Part of this melancholy came with the death of her mother in 2015. Paul then painted “My Sisters in Mourning,” which in comparison to “Family Group,” is heavy with their mother’s absence. The four sisters sit in the same corner of the studio where Paul painted many portraits of their mother – a “haunted space,” Paul writes in the Financial Times. All the sisters wear identical long dresses, their drapery rather heavy, that blend in with the ashy wall. Each subject seeps into the other through blurred outlines, connected in their grief. Paul omits herself from “My sisters in Mourning” as in “Family Group” – she explains, “I would have needed to paint myself in a mirror in the background, and that would have disturbed the stillness; I needed this to be a very still image.” With hands folded in each of their laps, the sisters are in quiet contemplation. “I hope it’s acceptance,” says Paul. “I hope it’s about being at peace.”

Paul painted a seascape painting, “Shoreline” concurrently with “My Sisters in Mourning.” Paul’s current exhibition at the Yale Center for British Art showcases both paintings near one another. The sea painting reflects another side of Paul’s ruminations on her and her sister’s lives after their mother’s death. The ocean calmly flows; a gentle yellow light shines on the soft blue waves. The painting does not contain the heavy sense of pain and numbness as “Sisters.” Paul writes, “The water shows that there is actually a pattern in even the most dissolute dispersed chaos, there is order…the way that waves form and break and re-form: the pattern does, always, shape again.” This is a painting, Als notes, curating the Yale exhibition, of the “real-world being a heightened place – of exquisite beauty and torment.” The peacefulness of “Shoreline” contains a strong message of recovery – the sisters being able to ground themselves amid the sorrow. “If [Paul’s] mother is anywhere now, she’s in the sea,” Als says. Time passes – and the waves signify this movement – but is also held still in this moment, the same way memory is cherished.

The seascape, says Als, illustrates Paul’s and her mother’s “consciousness meeting somewhere in the middle, like letters sent and received, calling one another home, in an ever-expanding world.” These letters, of paint and canvas rather than pen and paper, convey Paul’s quiet power – through deep yet understated emotion, a haunting vulnerability, a sense of both pain and healing.
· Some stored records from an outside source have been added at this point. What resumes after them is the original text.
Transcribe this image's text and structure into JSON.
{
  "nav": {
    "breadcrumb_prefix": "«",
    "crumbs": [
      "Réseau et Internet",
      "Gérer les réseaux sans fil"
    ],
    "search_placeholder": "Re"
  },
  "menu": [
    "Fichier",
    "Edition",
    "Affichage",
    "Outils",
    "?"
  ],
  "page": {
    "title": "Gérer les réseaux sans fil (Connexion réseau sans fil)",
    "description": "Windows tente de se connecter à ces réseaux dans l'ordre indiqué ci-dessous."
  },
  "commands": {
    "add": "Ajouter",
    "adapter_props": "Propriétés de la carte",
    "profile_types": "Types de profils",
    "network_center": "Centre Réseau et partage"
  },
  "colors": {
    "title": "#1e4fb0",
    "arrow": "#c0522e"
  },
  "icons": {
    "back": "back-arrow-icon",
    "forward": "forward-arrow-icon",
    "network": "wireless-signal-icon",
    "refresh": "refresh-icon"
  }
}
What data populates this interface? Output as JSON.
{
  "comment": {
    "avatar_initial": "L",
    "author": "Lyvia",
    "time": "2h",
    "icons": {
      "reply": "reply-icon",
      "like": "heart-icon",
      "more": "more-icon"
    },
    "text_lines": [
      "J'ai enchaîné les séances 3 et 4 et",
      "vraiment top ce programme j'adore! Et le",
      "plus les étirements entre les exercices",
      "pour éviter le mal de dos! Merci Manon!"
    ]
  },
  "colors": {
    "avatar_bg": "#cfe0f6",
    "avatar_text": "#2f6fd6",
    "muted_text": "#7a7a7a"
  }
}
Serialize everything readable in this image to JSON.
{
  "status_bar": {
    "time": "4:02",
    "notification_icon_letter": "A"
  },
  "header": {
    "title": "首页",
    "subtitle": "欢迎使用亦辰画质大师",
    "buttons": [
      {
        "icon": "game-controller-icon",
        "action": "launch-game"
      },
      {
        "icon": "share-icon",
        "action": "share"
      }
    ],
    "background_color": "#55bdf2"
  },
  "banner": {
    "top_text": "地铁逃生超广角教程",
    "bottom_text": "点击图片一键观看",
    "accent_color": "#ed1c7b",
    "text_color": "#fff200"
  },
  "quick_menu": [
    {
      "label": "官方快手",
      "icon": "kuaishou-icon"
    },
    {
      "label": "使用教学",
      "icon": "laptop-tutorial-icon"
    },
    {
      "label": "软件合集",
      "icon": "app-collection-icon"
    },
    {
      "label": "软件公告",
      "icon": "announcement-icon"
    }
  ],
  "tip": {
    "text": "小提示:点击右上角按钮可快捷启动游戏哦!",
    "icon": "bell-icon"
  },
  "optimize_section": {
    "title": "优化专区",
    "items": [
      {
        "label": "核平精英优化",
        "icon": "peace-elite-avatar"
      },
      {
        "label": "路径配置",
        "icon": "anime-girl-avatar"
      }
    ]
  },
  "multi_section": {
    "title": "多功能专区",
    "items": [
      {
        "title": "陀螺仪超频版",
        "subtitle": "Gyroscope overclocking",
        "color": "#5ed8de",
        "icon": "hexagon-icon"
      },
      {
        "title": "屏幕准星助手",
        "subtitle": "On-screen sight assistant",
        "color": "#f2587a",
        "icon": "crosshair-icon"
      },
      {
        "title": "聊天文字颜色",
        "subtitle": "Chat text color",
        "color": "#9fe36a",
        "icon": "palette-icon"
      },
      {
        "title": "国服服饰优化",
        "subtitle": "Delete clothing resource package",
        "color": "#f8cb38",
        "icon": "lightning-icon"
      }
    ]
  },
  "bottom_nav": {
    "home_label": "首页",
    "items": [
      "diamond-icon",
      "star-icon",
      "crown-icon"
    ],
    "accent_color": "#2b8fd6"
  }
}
Lynn Nguyen ‘21 is a prospective English major in Berkeley college. Contact her at